(Supplied data begins)

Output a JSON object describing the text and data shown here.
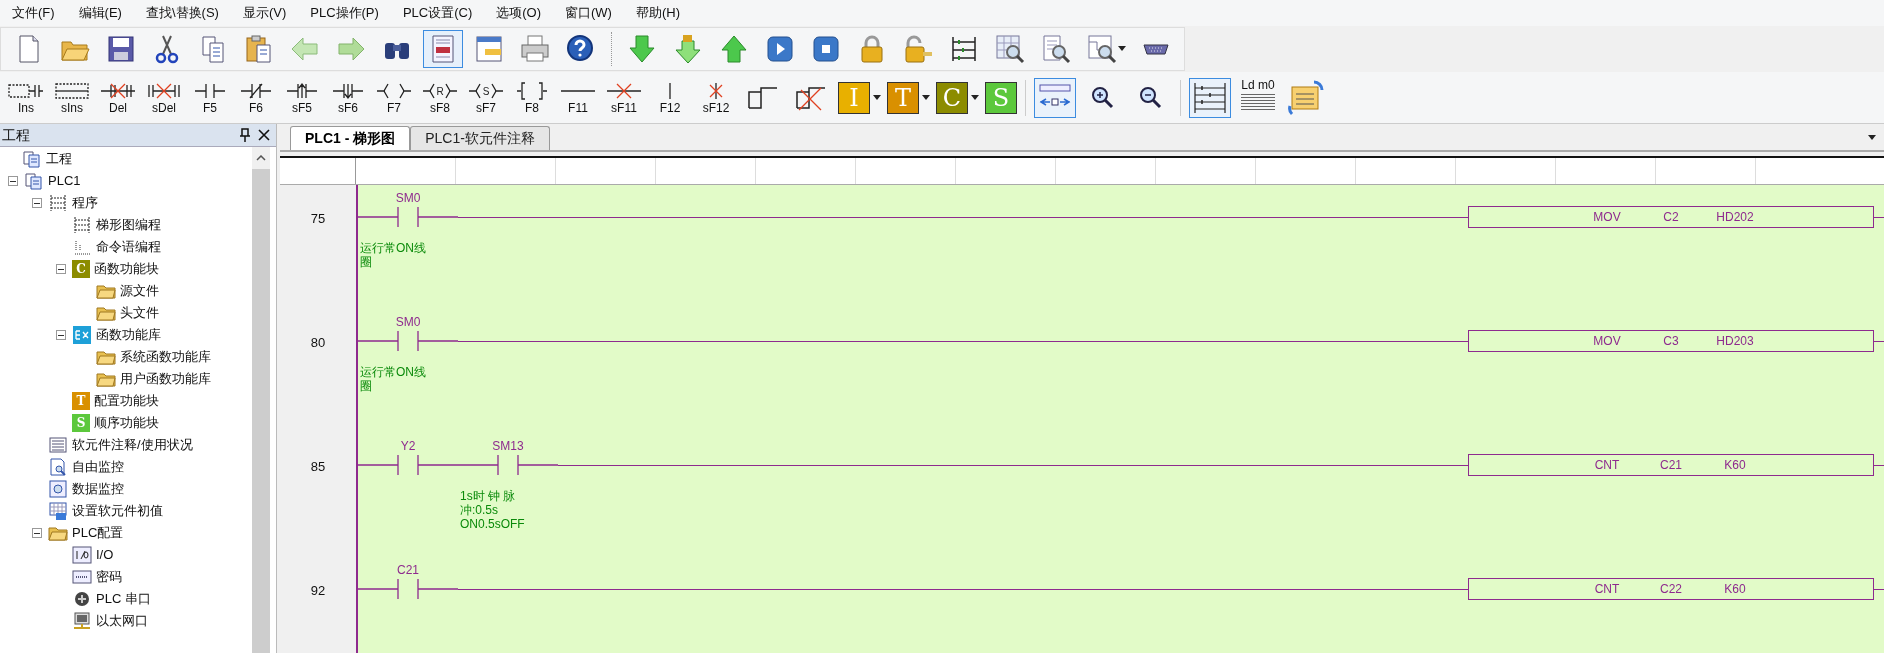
{
  "menu": [
    "文件(F)",
    "编辑(E)",
    "查找\\替换(S)",
    "显示(V)",
    "PLC操作(P)",
    "PLC设置(C)",
    "选项(O)",
    "窗口(W)",
    "帮助(H)"
  ],
  "toolbar_main": [
    {
      "kind": "new"
    },
    {
      "kind": "open"
    },
    {
      "kind": "save"
    },
    {
      "kind": "cut"
    },
    {
      "kind": "copy"
    },
    {
      "kind": "paste"
    },
    {
      "kind": "back"
    },
    {
      "kind": "forward"
    },
    {
      "kind": "find"
    },
    {
      "kind": "view",
      "pressed": true
    },
    {
      "kind": "window"
    },
    {
      "kind": "print"
    },
    {
      "kind": "help"
    },
    {
      "kind": "separator"
    },
    {
      "kind": "download"
    },
    {
      "kind": "download-lock"
    },
    {
      "kind": "upload"
    },
    {
      "kind": "run"
    },
    {
      "kind": "stop"
    },
    {
      "kind": "lock"
    },
    {
      "kind": "unlock"
    },
    {
      "kind": "ladder"
    },
    {
      "kind": "table-search"
    },
    {
      "kind": "doc-search"
    },
    {
      "kind": "ladder-search"
    },
    {
      "kind": "port"
    }
  ],
  "toolbar_ladder": [
    {
      "kind": "ins",
      "label": "Ins"
    },
    {
      "kind": "sins",
      "label": "sIns"
    },
    {
      "kind": "del",
      "label": "Del"
    },
    {
      "kind": "sdel",
      "label": "sDel"
    },
    {
      "kind": "contact",
      "label": "F5"
    },
    {
      "kind": "ncontact",
      "label": "F6"
    },
    {
      "kind": "rise",
      "label": "sF5"
    },
    {
      "kind": "fall",
      "label": "sF6"
    },
    {
      "kind": "coil",
      "label": "F7"
    },
    {
      "kind": "coil",
      "label": "sF8",
      "inner": "R"
    },
    {
      "kind": "coil",
      "label": "sF7",
      "inner": "S"
    },
    {
      "kind": "bracket",
      "label": "F8"
    },
    {
      "kind": "hline",
      "label": "F11"
    },
    {
      "kind": "hdel",
      "label": "sF11"
    },
    {
      "kind": "vline",
      "label": "F12"
    },
    {
      "kind": "vdel",
      "label": "sF12"
    },
    {
      "kind": "step"
    },
    {
      "kind": "stepdel"
    },
    {
      "kind": "letter",
      "text": "I",
      "color": "#e8b000",
      "dropdown": true
    },
    {
      "kind": "letter",
      "text": "T",
      "color": "#d99000",
      "dropdown": true
    },
    {
      "kind": "letter",
      "text": "C",
      "color": "#8c8c00",
      "dropdown": true
    },
    {
      "kind": "letter",
      "text": "S",
      "color": "#5cc83c",
      "dropdown": false
    },
    {
      "kind": "separator"
    },
    {
      "kind": "width",
      "pressed": true
    },
    {
      "kind": "zoom-in"
    },
    {
      "kind": "zoom-out"
    },
    {
      "kind": "separator"
    },
    {
      "kind": "ladder-view",
      "pressed": true
    },
    {
      "kind": "instruction-view",
      "text": "Ld m0"
    },
    {
      "kind": "convert"
    }
  ],
  "sidebar": {
    "title": "工程",
    "tree": [
      {
        "label": "工程",
        "kind": "project",
        "children": [
          {
            "label": "PLC1",
            "kind": "plc",
            "expanded": true,
            "children": [
              {
                "label": "程序",
                "kind": "program",
                "expanded": true,
                "children": [
                  {
                    "label": "梯形图编程",
                    "kind": "ladder"
                  },
                  {
                    "label": "命令语编程",
                    "kind": "ld"
                  },
                  {
                    "label": "函数功能块",
                    "kind": "c-block",
                    "badge": "C",
                    "expanded": true,
                    "children": [
                      {
                        "label": "源文件",
                        "kind": "folder"
                      },
                      {
                        "label": "头文件",
                        "kind": "folder"
                      }
                    ]
                  },
                  {
                    "label": "函数功能库",
                    "kind": "ex",
                    "expanded": true,
                    "children": [
                      {
                        "label": "系统函数功能库",
                        "kind": "folder"
                      },
                      {
                        "label": "用户函数功能库",
                        "kind": "folder"
                      }
                    ]
                  },
                  {
                    "label": "配置功能块",
                    "kind": "t-block",
                    "badge": "T"
                  },
                  {
                    "label": "顺序功能块",
                    "kind": "s-block",
                    "badge": "S"
                  }
                ]
              },
              {
                "label": "软元件注释/使用状况",
                "kind": "list"
              },
              {
                "label": "自由监控",
                "kind": "monitor"
              },
              {
                "label": "数据监控",
                "kind": "data-monitor"
              },
              {
                "label": "设置软元件初值",
                "kind": "init"
              },
              {
                "label": "PLC配置",
                "kind": "folder",
                "expanded": true,
                "children": [
                  {
                    "label": "I/O",
                    "kind": "io"
                  },
                  {
                    "label": "密码",
                    "kind": "password"
                  },
                  {
                    "label": "PLC 串口",
                    "kind": "serial"
                  },
                  {
                    "label": "以太网口",
                    "kind": "ethernet"
                  }
                ]
              }
            ]
          }
        ]
      }
    ]
  },
  "tabs": [
    {
      "label": "PLC1 - 梯形图",
      "selected": true
    },
    {
      "label": "PLC1-软元件注释",
      "selected": false
    }
  ],
  "rungs": [
    {
      "number": "75",
      "contacts": [
        {
          "label": "SM0",
          "comment_lines": [
            "运行常ON线",
            "圈"
          ]
        }
      ],
      "instruction": [
        "MOV",
        "C2",
        "HD202"
      ]
    },
    {
      "number": "80",
      "contacts": [
        {
          "label": "SM0",
          "comment_lines": [
            "运行常ON线",
            "圈"
          ]
        }
      ],
      "instruction": [
        "MOV",
        "C3",
        "HD203"
      ]
    },
    {
      "number": "85",
      "contacts": [
        {
          "label": "Y2"
        },
        {
          "label": "SM13",
          "comment_lines": [
            "1s时 钟 脉",
            "冲:0.5s",
            "ON0.5sOFF"
          ]
        }
      ],
      "instruction": [
        "CNT",
        "C21",
        "K60"
      ]
    },
    {
      "number": "92",
      "contacts": [
        {
          "label": "C21"
        }
      ],
      "instruction": [
        "CNT",
        "C22",
        "K60"
      ]
    }
  ]
}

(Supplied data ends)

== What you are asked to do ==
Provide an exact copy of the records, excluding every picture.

== Answer below ==
Output a JSON object describing the text and data shown here.
{
  "menu": [
    "文件(F)",
    "编辑(E)",
    "查找\\替换(S)",
    "显示(V)",
    "PLC操作(P)",
    "PLC设置(C)",
    "选项(O)",
    "窗口(W)",
    "帮助(H)"
  ],
  "toolbar_main": [
    {
      "kind": "new"
    },
    {
      "kind": "open"
    },
    {
      "kind": "save"
    },
    {
      "kind": "cut"
    },
    {
      "kind": "copy"
    },
    {
      "kind": "paste"
    },
    {
      "kind": "back"
    },
    {
      "kind": "forward"
    },
    {
      "kind": "find"
    },
    {
      "kind": "view",
      "pressed": true
    },
    {
      "kind": "window"
    },
    {
      "kind": "print"
    },
    {
      "kind": "help"
    },
    {
      "kind": "separator"
    },
    {
      "kind": "download"
    },
    {
      "kind": "download-lock"
    },
    {
      "kind": "upload"
    },
    {
      "kind": "run"
    },
    {
      "kind": "stop"
    },
    {
      "kind": "lock"
    },
    {
      "kind": "unlock"
    },
    {
      "kind": "ladder"
    },
    {
      "kind": "table-search"
    },
    {
      "kind": "doc-search"
    },
    {
      "kind": "ladder-search"
    },
    {
      "kind": "port"
    }
  ],
  "toolbar_ladder": [
    {
      "kind": "ins",
      "label": "Ins"
    },
    {
      "kind": "sins",
      "label": "sIns"
    },
    {
      "kind": "del",
      "label": "Del"
    },
    {
      "kind": "sdel",
      "label": "sDel"
    },
    {
      "kind": "contact",
      "label": "F5"
    },
    {
      "kind": "ncontact",
      "label": "F6"
    },
    {
      "kind": "rise",
      "label": "sF5"
    },
    {
      "kind": "fall",
      "label": "sF6"
    },
    {
      "kind": "coil",
      "label": "F7"
    },
    {
      "kind": "coil",
      "label": "sF8",
      "inner": "R"
    },
    {
      "kind": "coil",
      "label": "sF7",
      "inner": "S"
    },
    {
      "kind": "bracket",
      "label": "F8"
    },
    {
      "kind": "hline",
      "label": "F11"
    },
    {
      "kind": "hdel",
      "label": "sF11"
    },
    {
      "kind": "vline",
      "label": "F12"
    },
    {
      "kind": "vdel",
      "label": "sF12"
    },
    {
      "kind": "step"
    },
    {
      "kind": "stepdel"
    },
    {
      "kind": "letter",
      "text": "I",
      "color": "#e8b000",
      "dropdown": true
    },
    {
      "kind": "letter",
      "text": "T",
      "color": "#d99000",
      "dropdown": true
    },
    {
      "kind": "letter",
      "text": "C",
      "color": "#8c8c00",
      "dropdown": true
    },
    {
      "kind": "letter",
      "text": "S",
      "color": "#5cc83c",
      "dropdown": false
    },
    {
      "kind": "separator"
    },
    {
      "kind": "width",
      "pressed": true
    },
    {
      "kind": "zoom-in"
    },
    {
      "kind": "zoom-out"
    },
    {
      "kind": "separator"
    },
    {
      "kind": "ladder-view",
      "pressed": true
    },
    {
      "kind": "instruction-view",
      "text": "Ld m0"
    },
    {
      "kind": "convert"
    }
  ],
  "sidebar": {
    "title": "工程",
    "tree": [
      {
        "label": "工程",
        "kind": "project",
        "children": [
          {
            "label": "PLC1",
            "kind": "plc",
            "expanded": true,
            "children": [
              {
                "label": "程序",
                "kind": "program",
                "expanded": true,
                "children": [
                  {
                    "label": "梯形图编程",
                    "kind": "ladder"
                  },
                  {
                    "label": "命令语编程",
                    "kind": "ld"
                  },
                  {
                    "label": "函数功能块",
                    "kind": "c-block",
                    "badge": "C",
                    "expanded": true,
                    "children": [
                      {
                        "label": "源文件",
                        "kind": "folder"
                      },
                      {
                        "label": "头文件",
                        "kind": "folder"
                      }
                    ]
                  },
                  {
                    "label": "函数功能库",
                    "kind": "ex",
                    "expanded": true,
                    "children": [
                      {
                        "label": "系统函数功能库",
                        "kind": "folder"
                      },
                      {
                        "label": "用户函数功能库",
                        "kind": "folder"
                      }
                    ]
                  },
                  {
                    "label": "配置功能块",
                    "kind": "t-block",
                    "badge": "T"
                  },
                  {
                    "label": "顺序功能块",
                    "kind": "s-block",
                    "badge": "S"
                  }
                ]
              },
              {
                "label": "软元件注释/使用状况",
                "kind": "list"
              },
              {
                "label": "自由监控",
                "kind": "monitor"
              },
              {
                "label": "数据监控",
                "kind": "data-monitor"
              },
              {
                "label": "设置软元件初值",
                "kind": "init"
              },
              {
                "label": "PLC配置",
                "kind": "folder",
                "expanded": true,
                "children": [
                  {
                    "label": "I/O",
                    "kind": "io"
                  },
                  {
                    "label": "密码",
                    "kind": "password"
                  },
                  {
                    "label": "PLC 串口",
                    "kind": "serial"
                  },
                  {
                    "label": "以太网口",
                    "kind": "ethernet"
                  }
                ]
              }
            ]
          }
        ]
      }
    ]
  },
  "tabs": [
    {
      "label": "PLC1 - 梯形图",
      "selected": true
    },
    {
      "label": "PLC1-软元件注释",
      "selected": false
    }
  ],
  "rungs": [
    {
      "number": "75",
      "contacts": [
        {
          "label": "SM0",
          "comment_lines": [
            "运行常ON线",
            "圈"
          ]
        }
      ],
      "instruction": [
        "MOV",
        "C2",
        "HD202"
      ]
    },
    {
      "number": "80",
      "contacts": [
        {
          "label": "SM0",
          "comment_lines": [
            "运行常ON线",
            "圈"
          ]
        }
      ],
      "instruction": [
        "MOV",
        "C3",
        "HD203"
      ]
    },
    {
      "number": "85",
      "contacts": [
        {
          "label": "Y2"
        },
        {
          "label": "SM13",
          "comment_lines": [
            "1s时 钟 脉",
            "冲:0.5s",
            "ON0.5sOFF"
          ]
        }
      ],
      "instruction": [
        "CNT",
        "C21",
        "K60"
      ]
    },
    {
      "number": "92",
      "contacts": [
        {
          "label": "C21"
        }
      ],
      "instruction": [
        "CNT",
        "C22",
        "K60"
      ]
    }
  ]
}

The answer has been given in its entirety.